ZK app developers should be able to see down to the constraints
written by David Wong on


As we’ve explained before, zero-knowledge apps (or ZK apps) will come in two different shapes: VM instructions and arithmetic circuits.

VM instructions should sound familiar. Reading them is like reading assembly, and they’re a level of abstraction higher than arithmetic circuits (as pointed out by this post).

Whatever they’re writing, real programmers need to see what their programs compile down to (according to John Carmack). That’s how you find unoptimized bits as a low-level code monkey, but it’s also how you find some security issues and bugs. It’s not just that compilers have bugs, it’s also that ZK developers are facing a new kind of programming. That is, when they’ll be writing circuits (the VM-side of the ZK coin is not so new after all).

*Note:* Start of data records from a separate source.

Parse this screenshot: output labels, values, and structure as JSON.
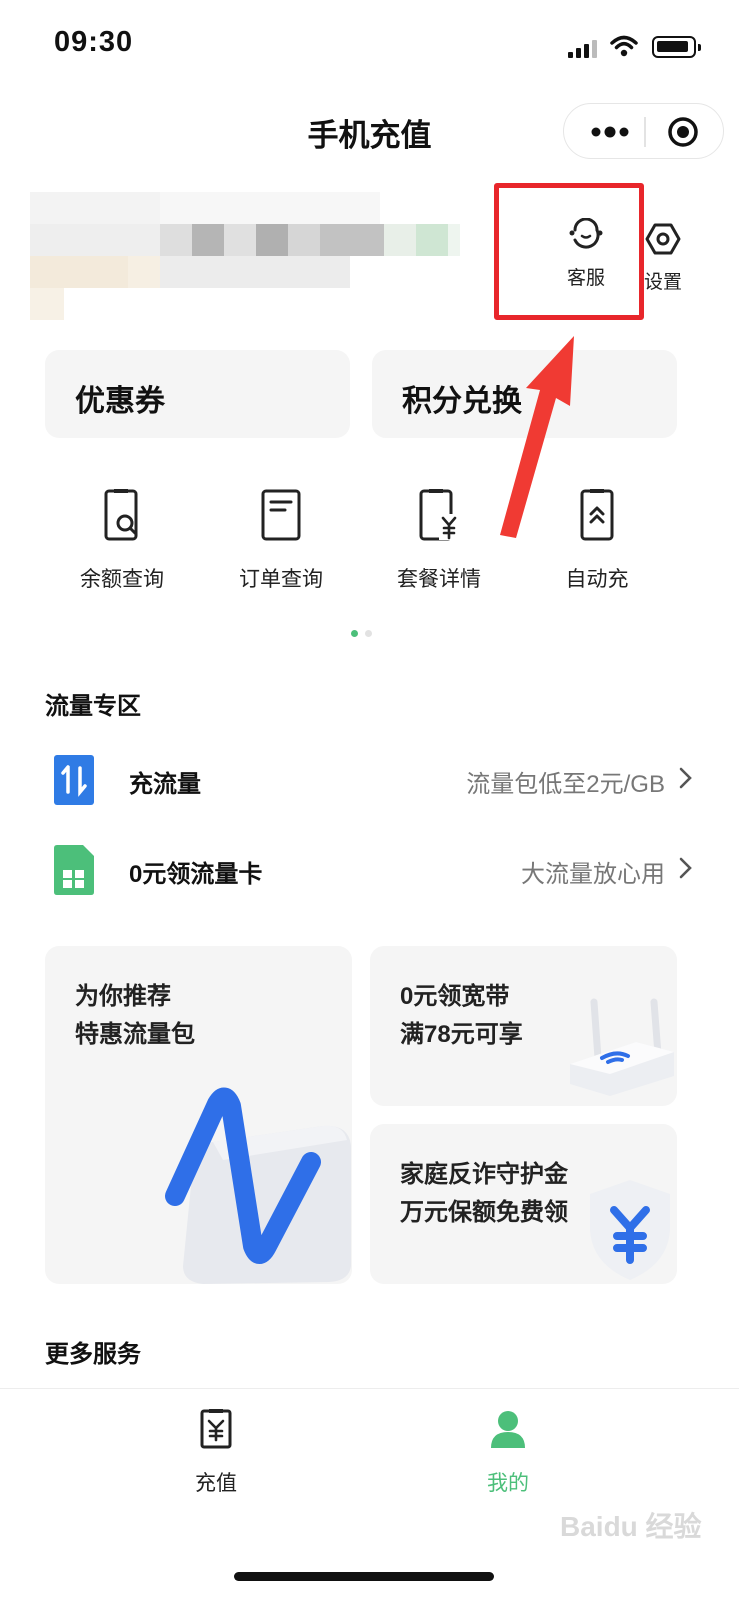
{
  "status_bar": {
    "time": "09:30"
  },
  "nav": {
    "title": "手机充值"
  },
  "header_actions": {
    "service_label": "客服",
    "settings_label": "设置"
  },
  "cards": {
    "coupon": "优惠券",
    "points": "积分兑换"
  },
  "quick_actions": [
    "余额查询",
    "订单查询",
    "套餐详情",
    "自动充"
  ],
  "traffic_zone": {
    "title": "流量专区",
    "rows": [
      {
        "label": "充流量",
        "desc": "流量包低至2元/GB"
      },
      {
        "label": "0元领流量卡",
        "desc": "大流量放心用"
      }
    ]
  },
  "promos": {
    "recommend": {
      "line1": "为你推荐",
      "line2": "特惠流量包"
    },
    "broadband": {
      "line1": "0元领宽带",
      "line2": "满78元可享"
    },
    "anti_fraud": {
      "line1": "家庭反诈守护金",
      "line2": "万元保额免费领"
    }
  },
  "more_services": {
    "title": "更多服务"
  },
  "tab_bar": {
    "recharge": "充值",
    "mine": "我的"
  },
  "watermark": "Baidu 经验",
  "colors": {
    "accent_green": "#4cbf7a",
    "highlight_red": "#e8262b",
    "blue": "#2f7be5"
  }
}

When writing zkApps, or ZK programs, that compile down to circuits, developers will be faced with a restricted and unsafe environment. Restricted because they will have to optimize their code to fit into the circuit size limits, and unsafe because they will need to ensure that what needs to be constrained is correctly constrained (we’ll be writing more on that!).

Low-level developers know exactly what this means: they need access to the machine-generated code, the “assembly”, the lowest possible layer. They need the source of truth.

For zkApps in proof systems like PlonK, that source of truth is the list of gates, and the wires, that describe the circuit. This list of gates and the wiring is often obtained by compiling a program written in a higher-level language or framework.

SnarkyJS is one example of a framework that helps developers write circuits in typescript without having to think about or understand circuits, or having to learn a new language.


As you can see, it mostly looks like typescript decorators and library function calls. On the other hand, Leo is one example of a made-up programming language that offers the same thing.


Both of these approaches offer different benefits and downsides. The framework approach can rely on the preexisting tooling of the language the framework is written in. On the other hand the DSL approach prevents developers from making some types of mistakes by mixing in logic that does not get constrained (but that’s not always true depending on the DSL, as Circom has shown us).

What the children of both approaches all seem to be lacking though, is a way to see the “assembly” a program compiles down to.

Better toolings need to become available.

At zksecurity.xyz, we’ve experimented with a new programming language called noname (initially meant as a placeholder name). noname allows developers to write zkApps in a high-level language that looks like a mix of Golang and Rust:

use std::crypto;

fn main(pub public_input: Field, private_input: [Field; 2]) {
    // checks that they add up to 2
    let res = private_input[0] + private_input[1];
    assert_eq(res, 2);
    // checks that one is the hash of the other
    let digest = crypto::poseidon(private_input);
    assert_eq(digest[0], public_input);

The particularity of noname is that you get extensive debug information on how such programs compile down to gates. For example, passing the --debug argument to noname gets you an output describing the “assembly”. A list of gates, where each gate is accompanied with an explanation as to why it exists and what line of code it comes from.

In addition, the wiring is also displayed at the end with similar information about the source of their existence:

noname, at the moment, is more of a toy language that we’ve used to understand other compilers, and the type of compiler bugs that can occur. We’ve also used it to teach how to read ZK circuits!

While the project is still experimental, we’re excited to see if this will inspire more people to build better debugging tools, as well as lead to students (in school or at heart) using noname to learn about how arithmetic circuits are constructed.

Head over to our repo to try it out!